In the end, Kalkbrenner chose a more modest approach. Samples are used sparingly on 7, mostly relegated to a snatch of vocal here and there, more texture than anchor. The two obvious examples are “A Million Days,” which samples Luther Vandross’s classic “Never Too Much” at length, and the startling and revelatory “Feed Your Head,” which transforms Jefferson Airplane’s maudlin death march “White Rabbit” into a euphoric floor-filler, synths flickering like the Northern Lights behind Grace Slick’s pitched-up, panicked vocal. By the time it hits the climax, it feels less like a cautionary tale and more like a celebration. “I like the way it’s sung much better than the way pop singers sing nowadays,” Kalkbrenner says. “It was great to see that it can actually work half a century later.”

There’s also a sly bit of subversion taking place, with Kalkbrenner reconfiguring a song that originally scanned as a dark take on drug use and turning it into a six-minute party anthem for an audience whose views on pharmaceuticals are, let’s say, utilitarian. The only catch with that reading is that Kalkbrenner was entirely unfamiliar with Jefferson Airplane’s song before he received the raw vocal track. “I was looking for things that were the furthest away from what I would do,” he says. “I said to the label, ‘Send me just the vocal, don’t even send me the song.’ Because then you go somewhere you would not end up if you knew the song.” Similarly, “A Million Days” matches the emotional ache of Vandross’s original, but centered within Kalkbrenner’s moving piano patterns and steady, four-on-the-floor rhythm, it becomes something more cathartic — two lovers running toward each other across a field and collapsing in an embrace.

The obvious analogue for 7 is Moby’s Play; like that album, 7 uses dance music as a foundation for songs that are decidedly pop in aesthetic, fusing it with source material that is timeless and accessible. It’s the obvious move for Kalkbrenner, one that may finally turn his success overseas into something like international stardom. “The gap needs to be closed,” he says dryly. “I just flew in from France, where I’m the headliner [at a festival] over all the rock bands. Then I fly over the channel to the U.K., and I’m in a very small size on the poster.

“For some people, trying to basically start all over doesn’t make any sense. ‘He goes from appearing as the headliner somewhere for 50,000 fans — for quite a bit of money — at the end of a festival when all the other stages are already closed, back to doing club shows.’ It’s hard to say you’re loving to learn from that experience. But it’s not just all fun. Sometimes it’s necessary to do things again. I could have repeated myself with this album, let Fritz sing one song, and it would have been gold in Germany and maybe Austria and Switzerland. But I did this already. Twice.”

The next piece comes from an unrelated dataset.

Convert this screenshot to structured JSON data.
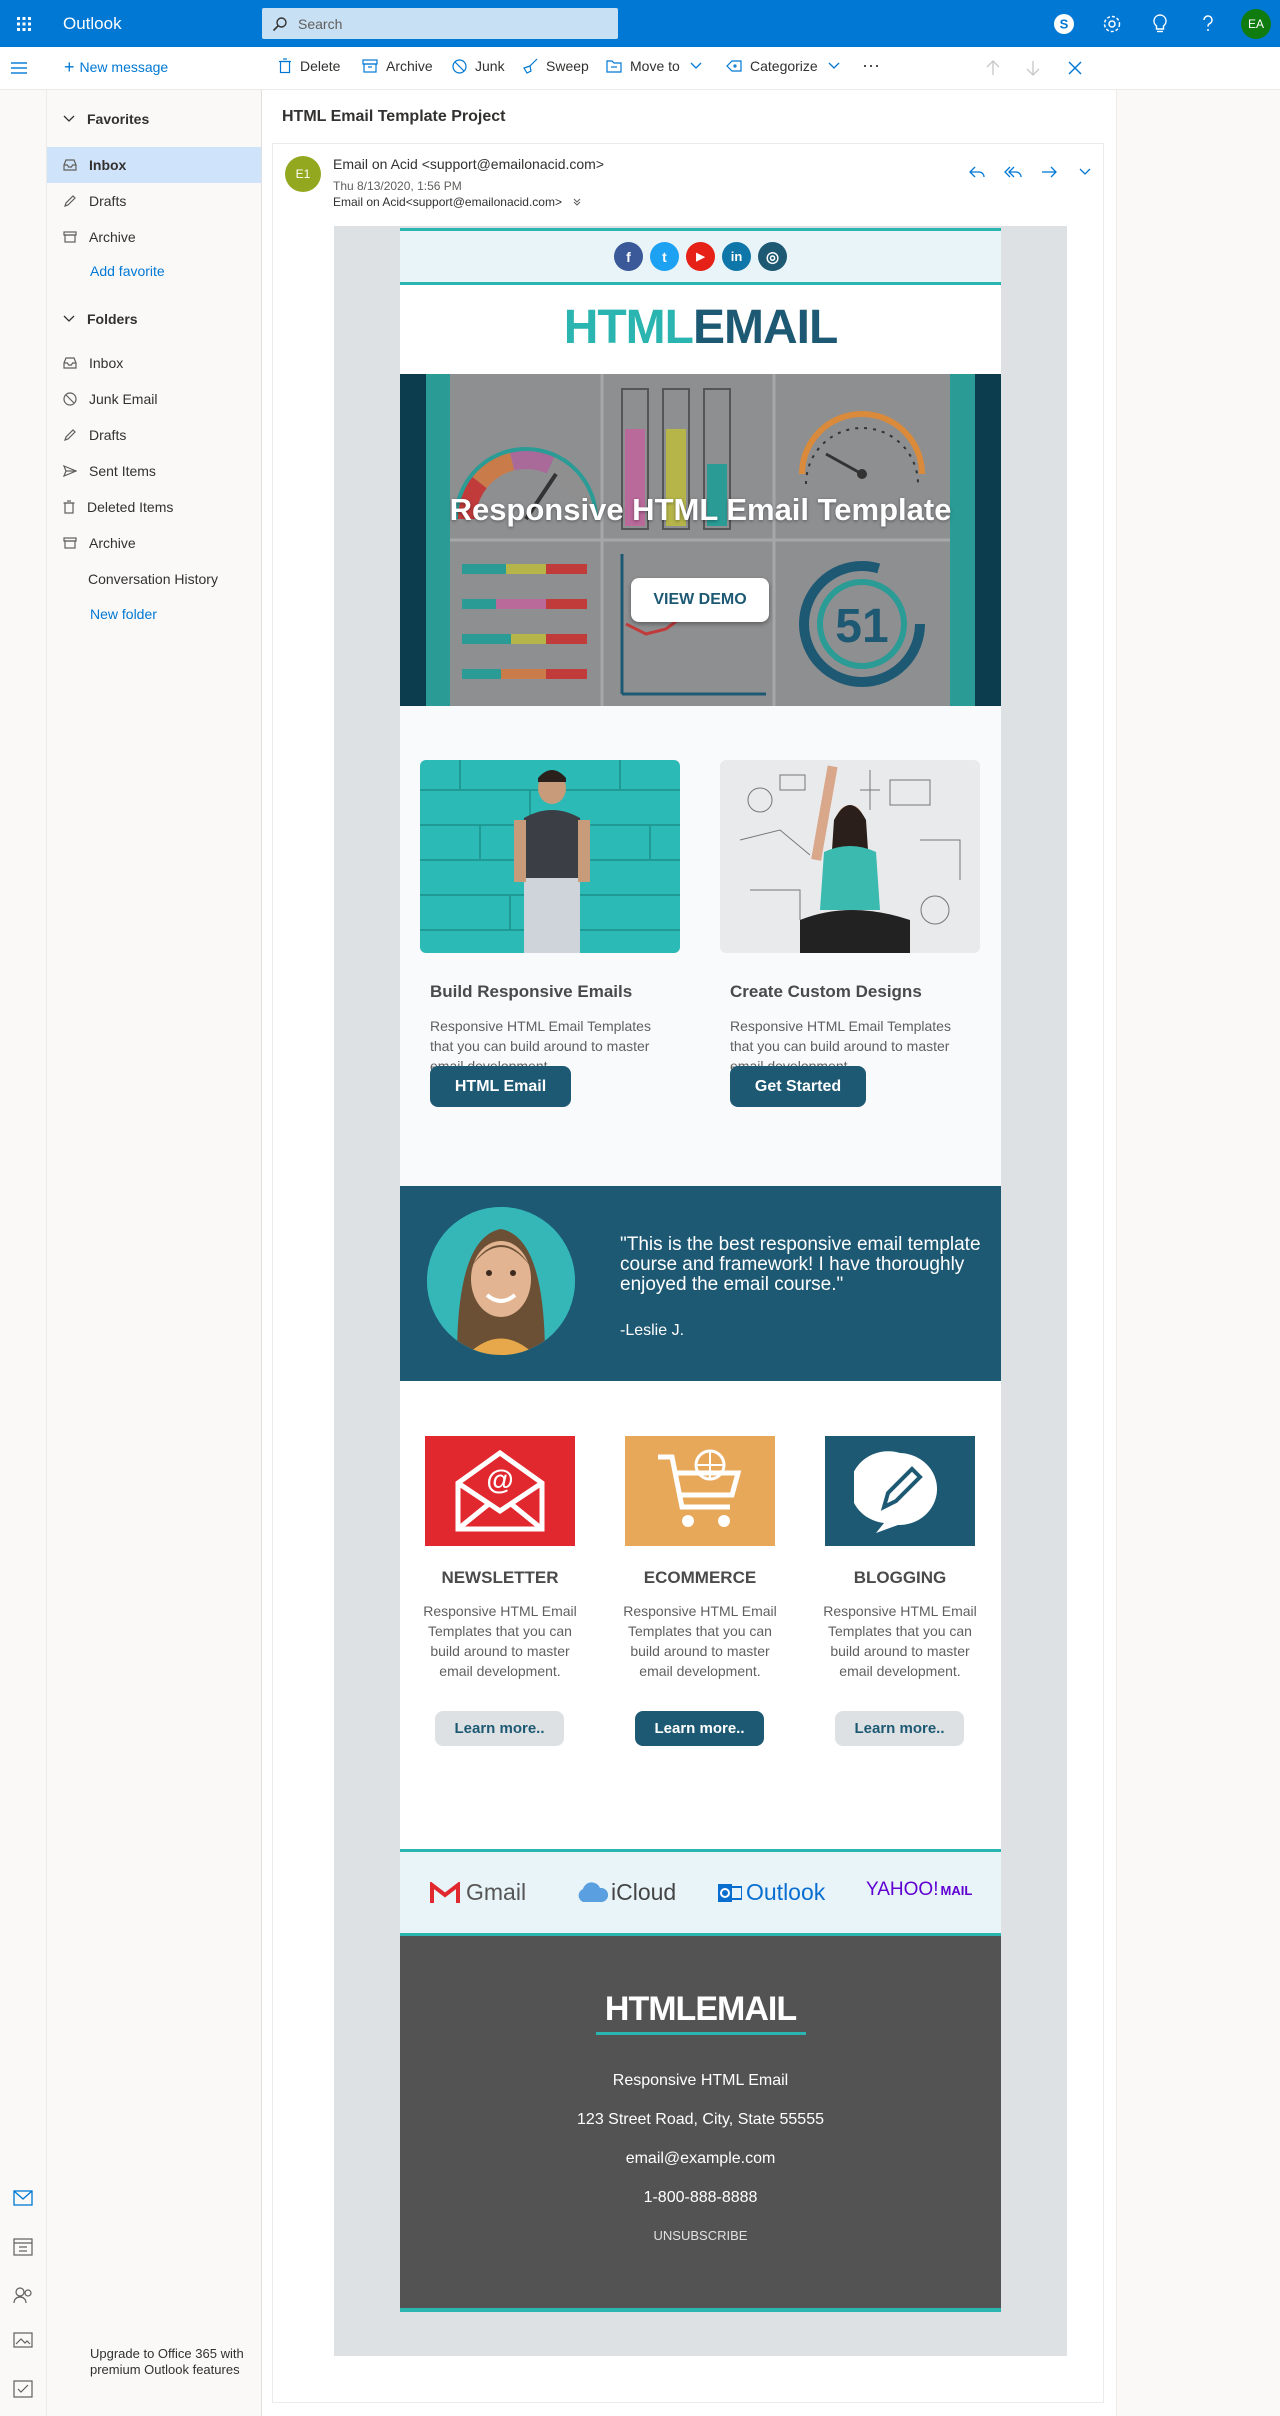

Instead, Kalkbrenner is concentrating his efforts on smaller shows in the States — like the one he’ll play at 562 Johnson Ave in Brooklyn on August 15. During his live sets, Kalkbrenner re-creates each song, bit by bit, on the fly, rather than using prerecorded tracks, which results in a performance where songs change from night to night. While that randomness would strike fear into other performers, for Kalkbrenner, it’s just another way to push himself. “I’m in between two worlds: going big versus staying underground,” he says. “Some people might say, ‘Oh, that’s not the old Paul anymore.’ But things need to change. I need things to change. Otherwise, I get very bored.”